Firmer arms. Flatter tummy. Stronger posture.
All of this and more when you do a PLANK.
Sounds like a P.T. Barnum promise? Hey, I’m with you there, but if you’ve ever tried doing a plank you’ll instantly nod in agreement to those statements.
What is a Plank?
For the uninitiated, a plank is a very simple exercise. You maintain a position similar to a push-up and you hold it for a set period of time.
There are several different types of planks, but today we’re going to focus on the basic elbow plank. We can graduate to leg raised planks in the future (stay tuned).
Is it really this easy and beneficial? You bet!
The folks at Healthline agree — planks can help tighten your tummy, strengthen your core and tone your muscles. Why do you think most articles on planking use titles such as: Plank Your Way to Rock-Hard Abs?
Because it works.
It also works wonders on your posture. And here’s why that’s important:
Good posture can protect your spine. Bad posture can create some REAL problems. Problems you’d like to avoid! Also, a bad posture can possibly pose a firm long-term risk on your spinal discs, and spinal disc problems are no spa treatments. If you don’t work on improving your bad posture; your bad posture will work on destroying you.
Sounds bad, doesn’t it? That is why experts push the idea of strengthening your core so much.
The Good News Is….
- Activates your biceps, shoulders, and neck muscles
- Strengthens the muscles around your spine
- Tones your arms and biceps
- Shapes your butt and thighs
- Helps decrease back injury
- Keeps your abs engaged
- Improves core strength
- Increases flexibility
- Boosts metabolism
- Improves posture
- Burns calories
Sound good? Cool. Let’s get to it:
Planks for Beginners
How To Do a Plank
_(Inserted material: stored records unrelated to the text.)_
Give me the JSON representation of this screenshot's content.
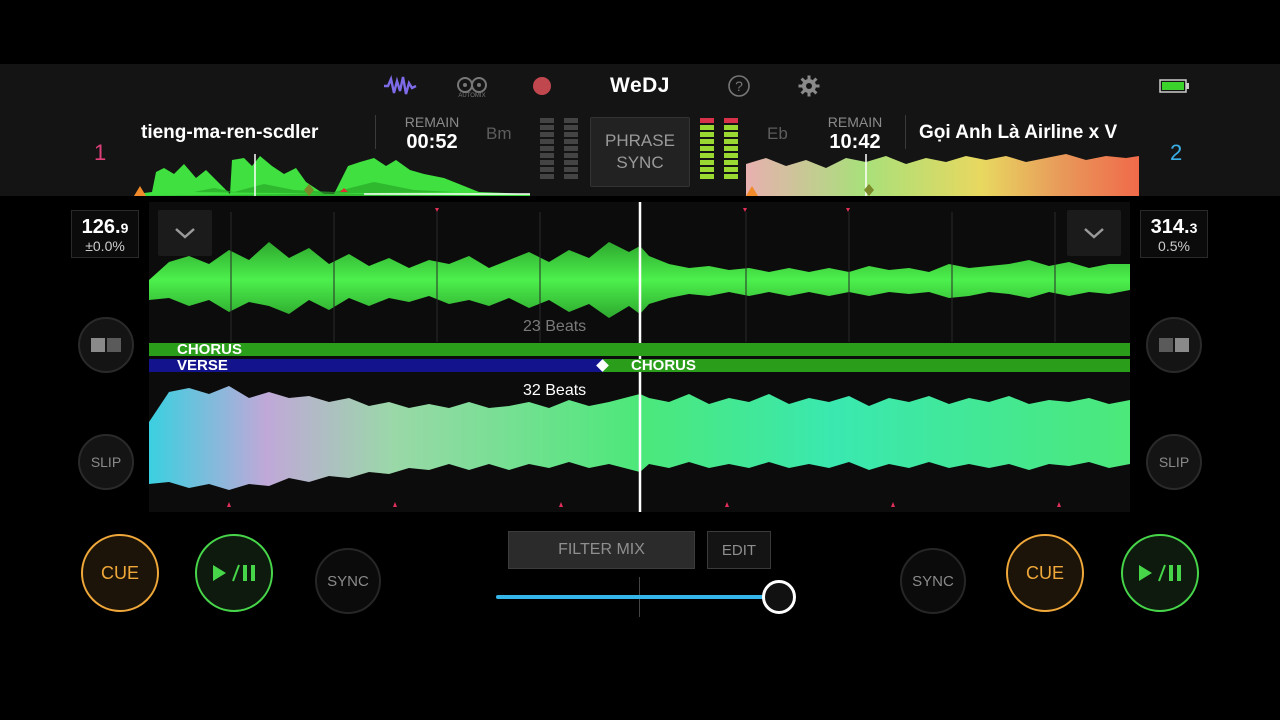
{
  "app": {
    "logo": "WeDJ",
    "automix_label": "AUTOMIX"
  },
  "toolbar": {
    "icons": [
      "waveform-icon",
      "automix-icon",
      "record-icon",
      "help-icon",
      "settings-icon",
      "battery-icon"
    ],
    "record_color": "#c0474d",
    "waveform_icon_color": "#7d6be8",
    "battery_color": "#3bd22b"
  },
  "deck1": {
    "number": "1",
    "number_color": "#e0407a",
    "track": "tieng-ma-ren-scdler",
    "remain_label": "REMAIN",
    "remain": "00:52",
    "key": "Bm",
    "bpm_int": "126.",
    "bpm_dec": "9",
    "pitch": "±0.0%",
    "cue_label": "CUE",
    "sync_label": "SYNC",
    "slip_label": "SLIP"
  },
  "deck2": {
    "number": "2",
    "number_color": "#3ab0e8",
    "track": "Gọi Anh Là Airline x V",
    "remain_label": "REMAIN",
    "remain": "10:42",
    "key": "Eb",
    "bpm_int": "314.",
    "bpm_dec": "3",
    "pitch": "0.5%",
    "cue_label": "CUE",
    "sync_label": "SYNC",
    "slip_label": "SLIP"
  },
  "center": {
    "phrase_sync_line1": "PHRASE",
    "phrase_sync_line2": "SYNC"
  },
  "waveform": {
    "top_beats": "23 Beats",
    "bottom_beats": "32 Beats",
    "deck1_phrase_label": "CHORUS",
    "deck2_phrase_left": "VERSE",
    "deck2_phrase_right": "CHORUS",
    "chorus_color": "#2a9e1a",
    "verse_color": "#14138e"
  },
  "mixer": {
    "filter_mix_label": "FILTER MIX",
    "edit_label": "EDIT",
    "crossfader_position": 0.85
  }
}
- Start in a push-up position.
- Bend your elbows until your forearms touch the ground.
- Keep your body in a straight line – from head to heels.
- Your head must be looking straight at the floor.
- Hold the position for 10-30 seconds.
Start at 10 seconds and increase your time based on your baseline strength. If you can easily do 10 seconds then you can safely aim a bit higher.
When you plank, you want your form to feel like stone — like a gargoyle in a pose… not that you’ll ever find a planking gargoyle guarding a cathedral, but you get the idea.
When holding a saggy plank, it’s time to stop for the day. The plank must be performed with perfect form for best results. Once your body begins sagging and bending — that’s just your body telling you “that’s enough”.
For beginners, it is recommended not to do planking for more than 10 minutes per day. But if you manage to consistently perform a proper plank, you will feel better and stronger — and you will want to do more of them. Want to make it a little more interesting? Check out this workout circuit which includes planking.
Set a goal to start incorporating planks into your daily routine. Your body will thank you for it!
Plank, Rest, Repeat.